Provide only the number of lines in the listing that contain the string "background".
========
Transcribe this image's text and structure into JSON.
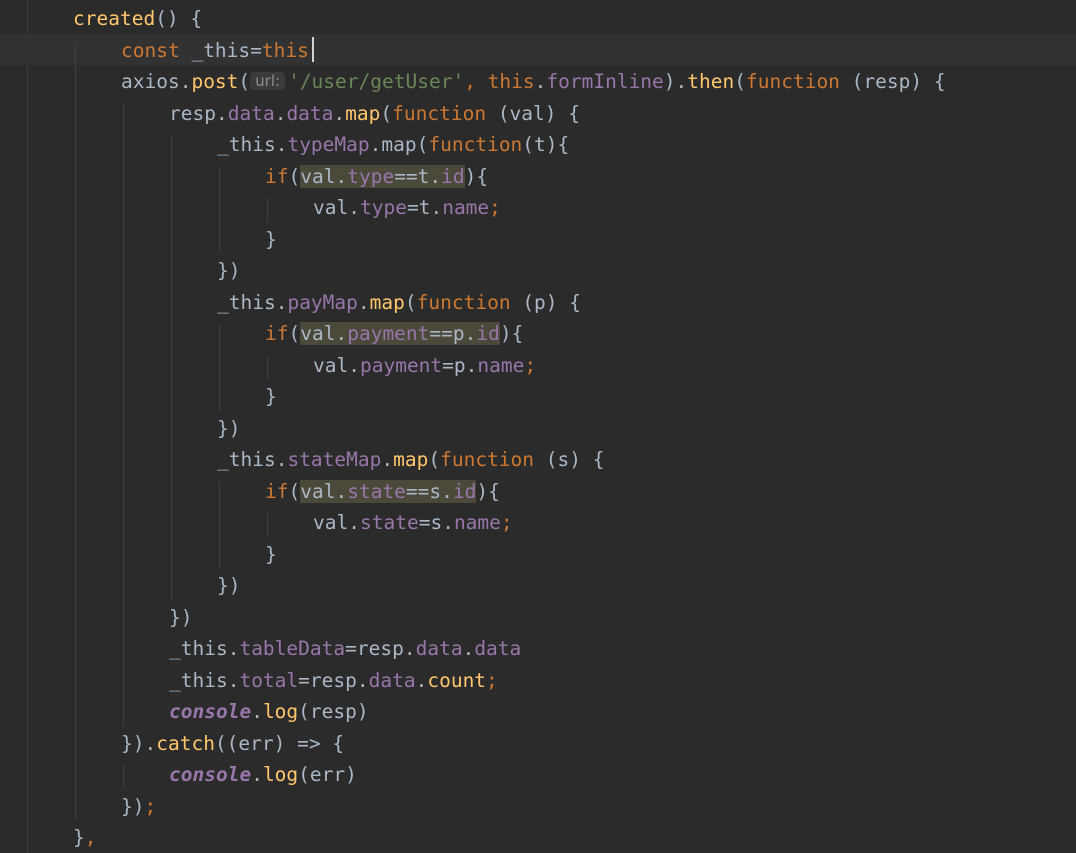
{
  "editor": {
    "theme": {
      "background": "#2b2b2b",
      "keyword": "#cc7832",
      "function": "#ffc66d",
      "property": "#9876aa",
      "string": "#6a8759",
      "text": "#a9b7c6"
    },
    "lines": [
      {
        "indent": 1,
        "tokens": [
          {
            "t": "created",
            "c": "fn"
          },
          {
            "t": "() {",
            "c": "punc"
          }
        ]
      },
      {
        "indent": 2,
        "current": true,
        "tokens": [
          {
            "t": "const ",
            "c": "kw"
          },
          {
            "t": "_this=",
            "c": "var"
          },
          {
            "t": "this",
            "c": "kw"
          }
        ]
      },
      {
        "indent": 2,
        "tokens": [
          {
            "t": "axios",
            "c": "var"
          },
          {
            "t": ".",
            "c": "punc"
          },
          {
            "t": "post",
            "c": "fn"
          },
          {
            "t": "(",
            "c": "punc"
          },
          {
            "t": "url:",
            "c": "hint"
          },
          {
            "t": "'/user/getUser'",
            "c": "str"
          },
          {
            "t": ", ",
            "c": "semi"
          },
          {
            "t": "this",
            "c": "kw"
          },
          {
            "t": ".",
            "c": "punc"
          },
          {
            "t": "formInline",
            "c": "prop"
          },
          {
            "t": ").",
            "c": "punc"
          },
          {
            "t": "then",
            "c": "fn"
          },
          {
            "t": "(",
            "c": "punc"
          },
          {
            "t": "function ",
            "c": "kw"
          },
          {
            "t": "(resp) {",
            "c": "punc"
          }
        ]
      },
      {
        "indent": 3,
        "tokens": [
          {
            "t": "resp",
            "c": "var"
          },
          {
            "t": ".",
            "c": "punc"
          },
          {
            "t": "data",
            "c": "prop"
          },
          {
            "t": ".",
            "c": "punc"
          },
          {
            "t": "data",
            "c": "prop"
          },
          {
            "t": ".",
            "c": "punc"
          },
          {
            "t": "map",
            "c": "fn"
          },
          {
            "t": "(",
            "c": "punc"
          },
          {
            "t": "function ",
            "c": "kw"
          },
          {
            "t": "(val) {",
            "c": "punc"
          }
        ]
      },
      {
        "indent": 4,
        "tokens": [
          {
            "t": "_this",
            "c": "var"
          },
          {
            "t": ".",
            "c": "punc"
          },
          {
            "t": "typeMap",
            "c": "prop"
          },
          {
            "t": ".",
            "c": "punc"
          },
          {
            "t": "map",
            "c": "var"
          },
          {
            "t": "(",
            "c": "punc"
          },
          {
            "t": "function",
            "c": "kw"
          },
          {
            "t": "(t){",
            "c": "punc"
          }
        ]
      },
      {
        "indent": 5,
        "tokens": [
          {
            "t": "if",
            "c": "kw"
          },
          {
            "t": "(",
            "c": "punc"
          },
          {
            "t": "val",
            "c": "var",
            "hl": true
          },
          {
            "t": ".",
            "c": "punc",
            "hl": true
          },
          {
            "t": "type",
            "c": "prop",
            "hl": true
          },
          {
            "t": "==",
            "c": "var",
            "hl": true
          },
          {
            "t": "t",
            "c": "var",
            "hl": true
          },
          {
            "t": ".",
            "c": "punc",
            "hl": true
          },
          {
            "t": "id",
            "c": "prop",
            "hl": true
          },
          {
            "t": "){",
            "c": "punc"
          }
        ]
      },
      {
        "indent": 6,
        "tokens": [
          {
            "t": "val",
            "c": "var"
          },
          {
            "t": ".",
            "c": "punc"
          },
          {
            "t": "type",
            "c": "prop"
          },
          {
            "t": "=",
            "c": "var"
          },
          {
            "t": "t",
            "c": "var"
          },
          {
            "t": ".",
            "c": "punc"
          },
          {
            "t": "name",
            "c": "prop"
          },
          {
            "t": ";",
            "c": "semi"
          }
        ]
      },
      {
        "indent": 5,
        "tokens": [
          {
            "t": "}",
            "c": "punc"
          }
        ]
      },
      {
        "indent": 4,
        "tokens": [
          {
            "t": "})",
            "c": "punc"
          }
        ]
      },
      {
        "indent": 4,
        "tokens": [
          {
            "t": "_this",
            "c": "var"
          },
          {
            "t": ".",
            "c": "punc"
          },
          {
            "t": "payMap",
            "c": "prop"
          },
          {
            "t": ".",
            "c": "punc"
          },
          {
            "t": "map",
            "c": "fn"
          },
          {
            "t": "(",
            "c": "punc"
          },
          {
            "t": "function ",
            "c": "kw"
          },
          {
            "t": "(p) {",
            "c": "punc"
          }
        ]
      },
      {
        "indent": 5,
        "tokens": [
          {
            "t": "if",
            "c": "kw"
          },
          {
            "t": "(",
            "c": "punc"
          },
          {
            "t": "val",
            "c": "var",
            "hl": true
          },
          {
            "t": ".",
            "c": "punc",
            "hl": true
          },
          {
            "t": "payment",
            "c": "prop",
            "hl": true
          },
          {
            "t": "==",
            "c": "var",
            "hl": true
          },
          {
            "t": "p",
            "c": "var",
            "hl": true
          },
          {
            "t": ".",
            "c": "punc",
            "hl": true
          },
          {
            "t": "id",
            "c": "prop",
            "hl": true
          },
          {
            "t": "){",
            "c": "punc"
          }
        ]
      },
      {
        "indent": 6,
        "tokens": [
          {
            "t": "val",
            "c": "var"
          },
          {
            "t": ".",
            "c": "punc"
          },
          {
            "t": "payment",
            "c": "prop"
          },
          {
            "t": "=",
            "c": "var"
          },
          {
            "t": "p",
            "c": "var"
          },
          {
            "t": ".",
            "c": "punc"
          },
          {
            "t": "name",
            "c": "prop"
          },
          {
            "t": ";",
            "c": "semi"
          }
        ]
      },
      {
        "indent": 5,
        "tokens": [
          {
            "t": "}",
            "c": "punc"
          }
        ]
      },
      {
        "indent": 4,
        "tokens": [
          {
            "t": "})",
            "c": "punc"
          }
        ]
      },
      {
        "indent": 4,
        "tokens": [
          {
            "t": "_this",
            "c": "var"
          },
          {
            "t": ".",
            "c": "punc"
          },
          {
            "t": "stateMap",
            "c": "prop"
          },
          {
            "t": ".",
            "c": "punc"
          },
          {
            "t": "map",
            "c": "fn"
          },
          {
            "t": "(",
            "c": "punc"
          },
          {
            "t": "function ",
            "c": "kw"
          },
          {
            "t": "(s) {",
            "c": "punc"
          }
        ]
      },
      {
        "indent": 5,
        "tokens": [
          {
            "t": "if",
            "c": "kw"
          },
          {
            "t": "(",
            "c": "punc"
          },
          {
            "t": "val",
            "c": "var",
            "hl": true
          },
          {
            "t": ".",
            "c": "punc",
            "hl": true
          },
          {
            "t": "state",
            "c": "prop",
            "hl": true
          },
          {
            "t": "==",
            "c": "var",
            "hl": true
          },
          {
            "t": "s",
            "c": "var",
            "hl": true
          },
          {
            "t": ".",
            "c": "punc",
            "hl": true
          },
          {
            "t": "id",
            "c": "prop",
            "hl": true
          },
          {
            "t": "){",
            "c": "punc"
          }
        ]
      },
      {
        "indent": 6,
        "tokens": [
          {
            "t": "val",
            "c": "var"
          },
          {
            "t": ".",
            "c": "punc"
          },
          {
            "t": "state",
            "c": "prop"
          },
          {
            "t": "=",
            "c": "var"
          },
          {
            "t": "s",
            "c": "var"
          },
          {
            "t": ".",
            "c": "punc"
          },
          {
            "t": "name",
            "c": "prop"
          },
          {
            "t": ";",
            "c": "semi"
          }
        ]
      },
      {
        "indent": 5,
        "tokens": [
          {
            "t": "}",
            "c": "punc"
          }
        ]
      },
      {
        "indent": 4,
        "tokens": [
          {
            "t": "})",
            "c": "punc"
          }
        ]
      },
      {
        "indent": 3,
        "tokens": [
          {
            "t": "})",
            "c": "punc"
          }
        ]
      },
      {
        "indent": 3,
        "tokens": [
          {
            "t": "_this",
            "c": "var"
          },
          {
            "t": ".",
            "c": "punc"
          },
          {
            "t": "tableData",
            "c": "prop"
          },
          {
            "t": "=",
            "c": "var"
          },
          {
            "t": "resp",
            "c": "var"
          },
          {
            "t": ".",
            "c": "punc"
          },
          {
            "t": "data",
            "c": "prop"
          },
          {
            "t": ".",
            "c": "punc"
          },
          {
            "t": "data",
            "c": "prop"
          }
        ]
      },
      {
        "indent": 3,
        "tokens": [
          {
            "t": "_this",
            "c": "var"
          },
          {
            "t": ".",
            "c": "punc"
          },
          {
            "t": "total",
            "c": "prop"
          },
          {
            "t": "=",
            "c": "var"
          },
          {
            "t": "resp",
            "c": "var"
          },
          {
            "t": ".",
            "c": "punc"
          },
          {
            "t": "data",
            "c": "prop"
          },
          {
            "t": ".",
            "c": "punc"
          },
          {
            "t": "count",
            "c": "fn"
          },
          {
            "t": ";",
            "c": "semi"
          }
        ]
      },
      {
        "indent": 3,
        "tokens": [
          {
            "t": "console",
            "c": "console"
          },
          {
            "t": ".",
            "c": "punc"
          },
          {
            "t": "log",
            "c": "fn"
          },
          {
            "t": "(resp)",
            "c": "punc"
          }
        ]
      },
      {
        "indent": 2,
        "tokens": [
          {
            "t": "}).",
            "c": "punc"
          },
          {
            "t": "catch",
            "c": "fn"
          },
          {
            "t": "((err) => {",
            "c": "punc"
          }
        ]
      },
      {
        "indent": 3,
        "tokens": [
          {
            "t": "console",
            "c": "console"
          },
          {
            "t": ".",
            "c": "punc"
          },
          {
            "t": "log",
            "c": "fn"
          },
          {
            "t": "(err)",
            "c": "punc"
          }
        ]
      },
      {
        "indent": 2,
        "tokens": [
          {
            "t": "})",
            "c": "punc"
          },
          {
            "t": ";",
            "c": "semi"
          }
        ]
      },
      {
        "indent": 1,
        "tokens": [
          {
            "t": "}",
            "c": "punc"
          },
          {
            "t": ",",
            "c": "semi"
          }
        ]
      }
    ]
  }
}
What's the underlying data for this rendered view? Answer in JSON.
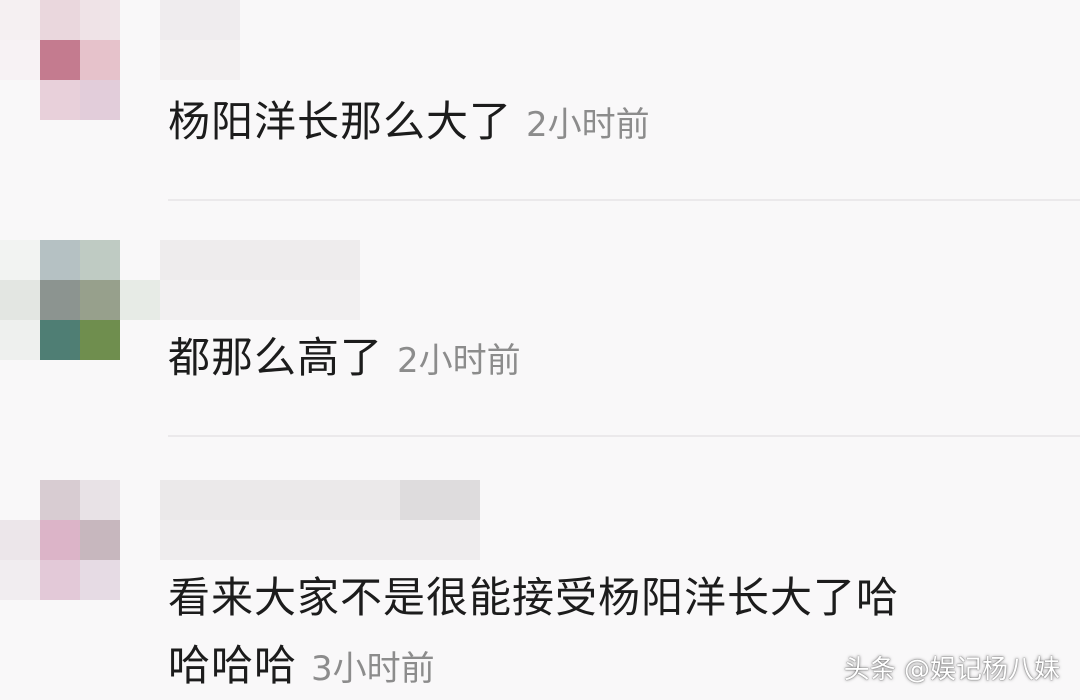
{
  "comments": [
    {
      "text": "杨阳洋长那么大了",
      "time": "2小时前"
    },
    {
      "text": "都那么高了",
      "time": "2小时前"
    },
    {
      "text_line1": "看来大家不是很能接受杨阳洋长大了哈",
      "text_line2": "哈哈哈",
      "time": "3小时前"
    }
  ],
  "watermark": "头条 @娱记杨八妹",
  "colors": {
    "background": "#f9f8f9",
    "comment_text": "#1c1c1c",
    "timestamp": "#8c8c8c",
    "divider": "#ebe9eb"
  }
}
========
■ Problem solution: 2